Alfred Percival Maudslay (1850-1931), a British colonial diplomat, explorer and archaeologist, was one of the first modern archeologists to study the Mayan civilization. Maudslay used a variety of techniques to record his archaeological finds. He took photographs to record the sites he visited, and made good use of the new ‘dry plate’ photography process, which involved fewer chemical processes for the photographer to undertake at the point of capture, and was therefore easier to use whilst on expeditions.

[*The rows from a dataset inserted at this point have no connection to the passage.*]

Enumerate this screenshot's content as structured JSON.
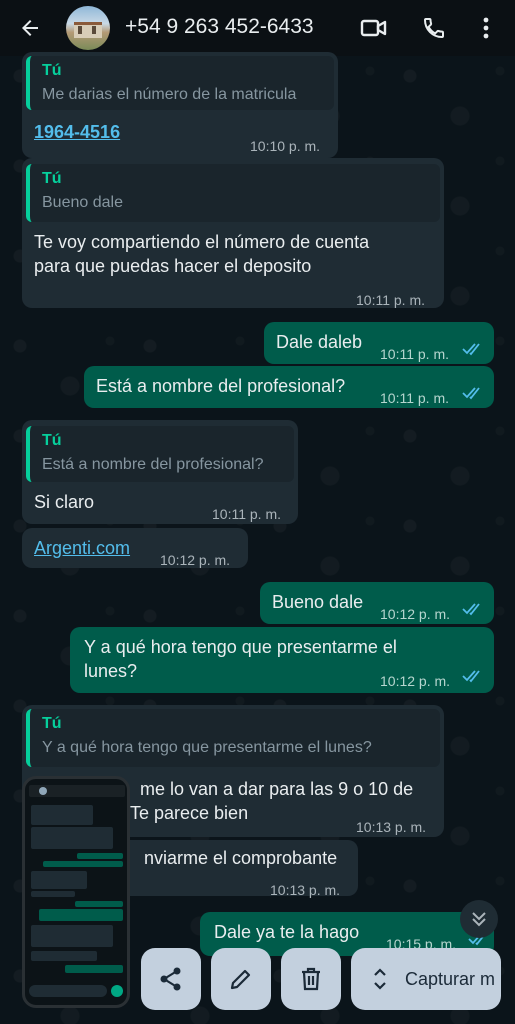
{
  "header": {
    "contact_name": "+54 9 263 452-6433",
    "icons": [
      "back-arrow-icon",
      "avatar",
      "video-call-icon",
      "phone-call-icon",
      "more-vert-icon"
    ]
  },
  "messages": [
    {
      "dir": "in",
      "quote_author": "Tú",
      "quote_text": "Me darias el número de la matricula",
      "text": "1964-4516",
      "time": "10:10 p. m."
    },
    {
      "dir": "in",
      "quote_author": "Tú",
      "quote_text": "Bueno dale",
      "text_line1": "Te voy compartiendo el número de cuenta",
      "text_line2": "para que puedas hacer el deposito",
      "time": "10:11 p. m."
    },
    {
      "dir": "out",
      "text": "Dale daleb",
      "time": "10:11 p. m.",
      "status": "read"
    },
    {
      "dir": "out",
      "text": "Está a nombre del profesional?",
      "time": "10:11 p. m.",
      "status": "read"
    },
    {
      "dir": "in",
      "quote_author": "Tú",
      "quote_text": "Está a nombre del profesional?",
      "text": "Si claro",
      "time": "10:11 p. m."
    },
    {
      "dir": "in",
      "text": "Argenti.com",
      "time": "10:12 p. m."
    },
    {
      "dir": "out",
      "text": "Bueno dale",
      "time": "10:12 p. m.",
      "status": "read"
    },
    {
      "dir": "out",
      "text_line1": "Y a qué hora tengo que presentarme el",
      "text_line2": "lunes?",
      "time": "10:12 p. m.",
      "status": "read"
    },
    {
      "dir": "in",
      "quote_author": "Tú",
      "quote_text": "Y a qué hora tengo que presentarme el lunes?",
      "text_line1": "me lo van a dar para las 9 o 10 de",
      "text_line2": "Te parece bien",
      "time": "10:13 p. m."
    },
    {
      "dir": "in",
      "text": "nviarme el comprobante",
      "time": "10:13 p. m."
    },
    {
      "dir": "out",
      "text": "Dale ya te la hago",
      "time": "10:15 p. m.",
      "status": "read"
    }
  ],
  "toolbar": {
    "share_icon": "share-icon",
    "edit_icon": "pencil-icon",
    "delete_icon": "trash-icon",
    "capture_icon": "expand-vertical-icon",
    "capture_label": "Capturar m"
  },
  "colors": {
    "incoming": "#1f2c34",
    "outgoing": "#005c4b",
    "accent": "#06cf9c",
    "link": "#53bdeb",
    "read_ticks": "#53bdeb"
  }
}
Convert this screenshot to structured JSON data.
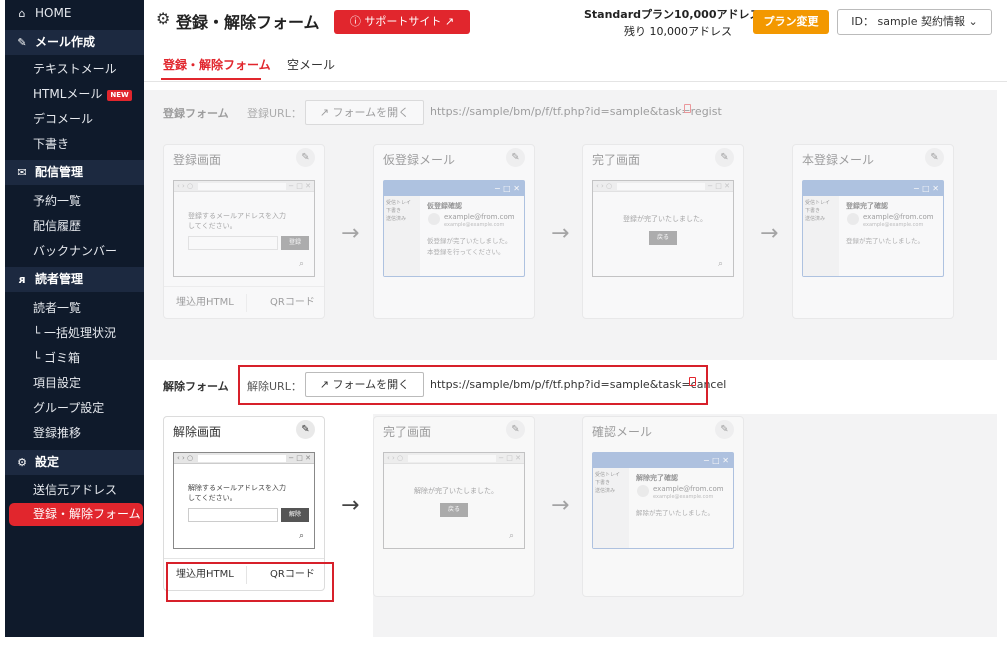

In 1892, Alfred Maudslay married Anne Cary Morris, and for their honeymoon they traveled together to Guatemala. The couple jointly wrote a delightful account of their trip, titled ‘A Glimpse at Guatemala’, which was published in 1899. It was to be a small book with a few illustrations, and was of intended to be published within six months of returning home. However, "when we did get back to England…a fair start was made, and some experimental illustrations were prepared; but each of us discovered in the other a deeply-rooted objection to process-blocks and shiny paper, so we began to dabble in photogravure and typo-etching…" The Maudslays’ decision to splurge on hand-made paper, photogravures, and a plethora of elegant images resulted in a most unusual book, with important, well-written commentary complemented by lavish iconography. Photogravure prints are used here in a manner that captures the dramatic quality of the astounding remains of a vanished civilization. Most of the 44 sepia tone photogravures are by Swann Electric Engraving Company.